[Collection entries]
....................

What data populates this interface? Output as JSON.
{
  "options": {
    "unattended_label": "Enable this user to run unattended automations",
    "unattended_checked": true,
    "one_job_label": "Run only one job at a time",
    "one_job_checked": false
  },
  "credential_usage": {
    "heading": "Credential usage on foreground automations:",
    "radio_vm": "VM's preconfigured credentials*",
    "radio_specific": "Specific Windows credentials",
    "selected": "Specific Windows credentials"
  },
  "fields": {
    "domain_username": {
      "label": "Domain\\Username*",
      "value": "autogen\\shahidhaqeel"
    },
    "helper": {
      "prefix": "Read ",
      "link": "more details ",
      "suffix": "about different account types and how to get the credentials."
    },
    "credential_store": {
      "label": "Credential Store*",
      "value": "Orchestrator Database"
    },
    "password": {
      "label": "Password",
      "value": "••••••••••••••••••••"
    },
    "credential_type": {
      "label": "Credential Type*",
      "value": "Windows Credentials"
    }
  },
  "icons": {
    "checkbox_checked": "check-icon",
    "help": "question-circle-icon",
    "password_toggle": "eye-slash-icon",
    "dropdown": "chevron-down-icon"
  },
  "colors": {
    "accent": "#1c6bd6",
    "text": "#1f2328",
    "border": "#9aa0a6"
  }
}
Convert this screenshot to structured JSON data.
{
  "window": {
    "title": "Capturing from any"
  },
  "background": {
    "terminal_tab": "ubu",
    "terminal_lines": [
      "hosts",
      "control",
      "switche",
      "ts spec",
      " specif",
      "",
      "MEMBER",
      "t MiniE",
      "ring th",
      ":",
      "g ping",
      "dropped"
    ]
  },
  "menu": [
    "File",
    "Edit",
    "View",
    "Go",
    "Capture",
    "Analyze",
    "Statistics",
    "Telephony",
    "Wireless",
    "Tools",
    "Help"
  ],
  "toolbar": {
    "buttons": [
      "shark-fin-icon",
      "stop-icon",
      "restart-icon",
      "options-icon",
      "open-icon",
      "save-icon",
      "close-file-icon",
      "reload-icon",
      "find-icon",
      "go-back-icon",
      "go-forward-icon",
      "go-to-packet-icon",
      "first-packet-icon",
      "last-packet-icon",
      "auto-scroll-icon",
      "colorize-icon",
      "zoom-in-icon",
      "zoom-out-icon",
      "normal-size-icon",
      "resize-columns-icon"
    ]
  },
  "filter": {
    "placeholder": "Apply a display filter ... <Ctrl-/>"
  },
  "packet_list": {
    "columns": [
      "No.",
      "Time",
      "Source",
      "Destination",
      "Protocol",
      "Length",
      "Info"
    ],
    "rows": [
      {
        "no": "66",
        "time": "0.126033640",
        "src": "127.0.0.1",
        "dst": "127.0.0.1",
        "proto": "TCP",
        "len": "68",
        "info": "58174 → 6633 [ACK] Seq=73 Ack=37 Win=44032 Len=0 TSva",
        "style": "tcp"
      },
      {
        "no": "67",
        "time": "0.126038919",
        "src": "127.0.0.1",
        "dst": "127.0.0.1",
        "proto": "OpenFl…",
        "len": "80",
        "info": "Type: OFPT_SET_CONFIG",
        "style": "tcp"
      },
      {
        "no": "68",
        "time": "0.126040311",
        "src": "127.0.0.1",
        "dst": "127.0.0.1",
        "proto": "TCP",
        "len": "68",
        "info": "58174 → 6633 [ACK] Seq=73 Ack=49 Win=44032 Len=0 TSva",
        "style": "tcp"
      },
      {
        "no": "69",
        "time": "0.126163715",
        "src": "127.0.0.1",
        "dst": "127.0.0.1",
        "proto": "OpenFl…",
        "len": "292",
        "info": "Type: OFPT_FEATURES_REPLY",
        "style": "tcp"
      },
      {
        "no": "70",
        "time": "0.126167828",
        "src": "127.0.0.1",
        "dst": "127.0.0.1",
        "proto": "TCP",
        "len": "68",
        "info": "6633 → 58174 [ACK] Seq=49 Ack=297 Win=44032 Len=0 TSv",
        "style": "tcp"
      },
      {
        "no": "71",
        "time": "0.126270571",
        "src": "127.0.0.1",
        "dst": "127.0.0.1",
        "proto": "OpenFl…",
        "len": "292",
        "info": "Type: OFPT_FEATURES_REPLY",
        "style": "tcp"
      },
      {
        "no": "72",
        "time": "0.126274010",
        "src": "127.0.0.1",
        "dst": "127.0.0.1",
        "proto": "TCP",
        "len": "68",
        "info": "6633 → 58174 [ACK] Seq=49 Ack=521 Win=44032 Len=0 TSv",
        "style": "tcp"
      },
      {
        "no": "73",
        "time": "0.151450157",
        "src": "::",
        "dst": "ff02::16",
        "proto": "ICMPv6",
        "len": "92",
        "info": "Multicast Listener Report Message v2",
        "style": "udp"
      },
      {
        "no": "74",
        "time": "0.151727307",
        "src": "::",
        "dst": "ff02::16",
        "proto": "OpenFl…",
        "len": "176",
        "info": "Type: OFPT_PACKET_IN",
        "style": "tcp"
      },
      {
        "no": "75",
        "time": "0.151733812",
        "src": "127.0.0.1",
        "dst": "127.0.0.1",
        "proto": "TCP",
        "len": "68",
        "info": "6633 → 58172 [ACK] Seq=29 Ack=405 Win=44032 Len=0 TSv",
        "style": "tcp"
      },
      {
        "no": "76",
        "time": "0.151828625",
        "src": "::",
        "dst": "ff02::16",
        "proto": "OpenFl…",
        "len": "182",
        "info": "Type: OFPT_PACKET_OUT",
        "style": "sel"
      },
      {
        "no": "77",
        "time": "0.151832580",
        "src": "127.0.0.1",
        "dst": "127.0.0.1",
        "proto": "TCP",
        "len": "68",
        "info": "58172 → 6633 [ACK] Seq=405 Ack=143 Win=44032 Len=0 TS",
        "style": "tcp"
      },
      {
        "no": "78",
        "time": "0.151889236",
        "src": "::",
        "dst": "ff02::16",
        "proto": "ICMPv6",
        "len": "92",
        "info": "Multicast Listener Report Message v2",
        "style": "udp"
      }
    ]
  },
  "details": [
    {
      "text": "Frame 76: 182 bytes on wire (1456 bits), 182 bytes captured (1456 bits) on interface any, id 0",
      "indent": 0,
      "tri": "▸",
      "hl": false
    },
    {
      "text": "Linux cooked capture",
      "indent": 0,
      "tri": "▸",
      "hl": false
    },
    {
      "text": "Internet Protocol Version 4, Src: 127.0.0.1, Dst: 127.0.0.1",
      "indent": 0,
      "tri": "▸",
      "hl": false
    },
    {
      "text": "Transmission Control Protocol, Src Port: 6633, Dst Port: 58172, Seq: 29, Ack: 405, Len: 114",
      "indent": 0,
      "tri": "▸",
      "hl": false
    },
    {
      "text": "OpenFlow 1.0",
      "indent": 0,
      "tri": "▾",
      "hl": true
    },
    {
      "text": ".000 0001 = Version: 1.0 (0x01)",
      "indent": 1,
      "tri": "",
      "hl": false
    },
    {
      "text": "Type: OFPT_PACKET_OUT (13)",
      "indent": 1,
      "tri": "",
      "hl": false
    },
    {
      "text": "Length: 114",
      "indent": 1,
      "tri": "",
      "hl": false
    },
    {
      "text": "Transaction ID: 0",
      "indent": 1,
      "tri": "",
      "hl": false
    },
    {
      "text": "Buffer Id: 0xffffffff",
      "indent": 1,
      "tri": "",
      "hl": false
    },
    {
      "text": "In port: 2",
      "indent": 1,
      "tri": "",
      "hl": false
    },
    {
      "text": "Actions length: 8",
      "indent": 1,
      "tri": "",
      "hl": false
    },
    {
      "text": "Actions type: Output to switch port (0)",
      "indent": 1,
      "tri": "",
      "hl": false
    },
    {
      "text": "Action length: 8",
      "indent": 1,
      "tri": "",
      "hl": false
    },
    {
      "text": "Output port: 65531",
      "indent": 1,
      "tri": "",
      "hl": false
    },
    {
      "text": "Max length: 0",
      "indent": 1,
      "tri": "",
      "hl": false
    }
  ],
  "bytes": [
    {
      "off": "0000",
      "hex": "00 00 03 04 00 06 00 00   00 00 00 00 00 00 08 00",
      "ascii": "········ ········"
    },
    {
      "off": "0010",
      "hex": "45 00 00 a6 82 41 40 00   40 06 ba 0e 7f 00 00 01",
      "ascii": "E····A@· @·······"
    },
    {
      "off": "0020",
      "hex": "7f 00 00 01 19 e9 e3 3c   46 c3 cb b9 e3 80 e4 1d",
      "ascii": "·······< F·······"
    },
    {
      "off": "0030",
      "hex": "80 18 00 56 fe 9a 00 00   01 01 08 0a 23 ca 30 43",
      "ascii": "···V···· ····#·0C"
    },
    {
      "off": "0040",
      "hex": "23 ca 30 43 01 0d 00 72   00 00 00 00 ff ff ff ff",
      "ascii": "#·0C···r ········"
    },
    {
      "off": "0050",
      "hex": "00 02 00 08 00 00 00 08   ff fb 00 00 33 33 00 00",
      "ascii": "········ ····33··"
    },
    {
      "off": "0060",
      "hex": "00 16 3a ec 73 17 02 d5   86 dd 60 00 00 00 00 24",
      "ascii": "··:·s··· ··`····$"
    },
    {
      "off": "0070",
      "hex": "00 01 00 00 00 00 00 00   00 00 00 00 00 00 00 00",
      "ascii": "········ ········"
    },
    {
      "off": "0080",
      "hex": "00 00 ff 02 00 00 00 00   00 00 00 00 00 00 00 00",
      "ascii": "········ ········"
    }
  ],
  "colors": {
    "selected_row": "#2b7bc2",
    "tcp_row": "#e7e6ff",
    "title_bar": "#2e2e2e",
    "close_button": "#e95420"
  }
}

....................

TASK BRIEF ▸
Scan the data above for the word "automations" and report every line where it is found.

FINAL ANSWER ▸
    "unattended_label": "Enable this user to run unattended automations",
    "heading": "Credential usage on foreground automations:",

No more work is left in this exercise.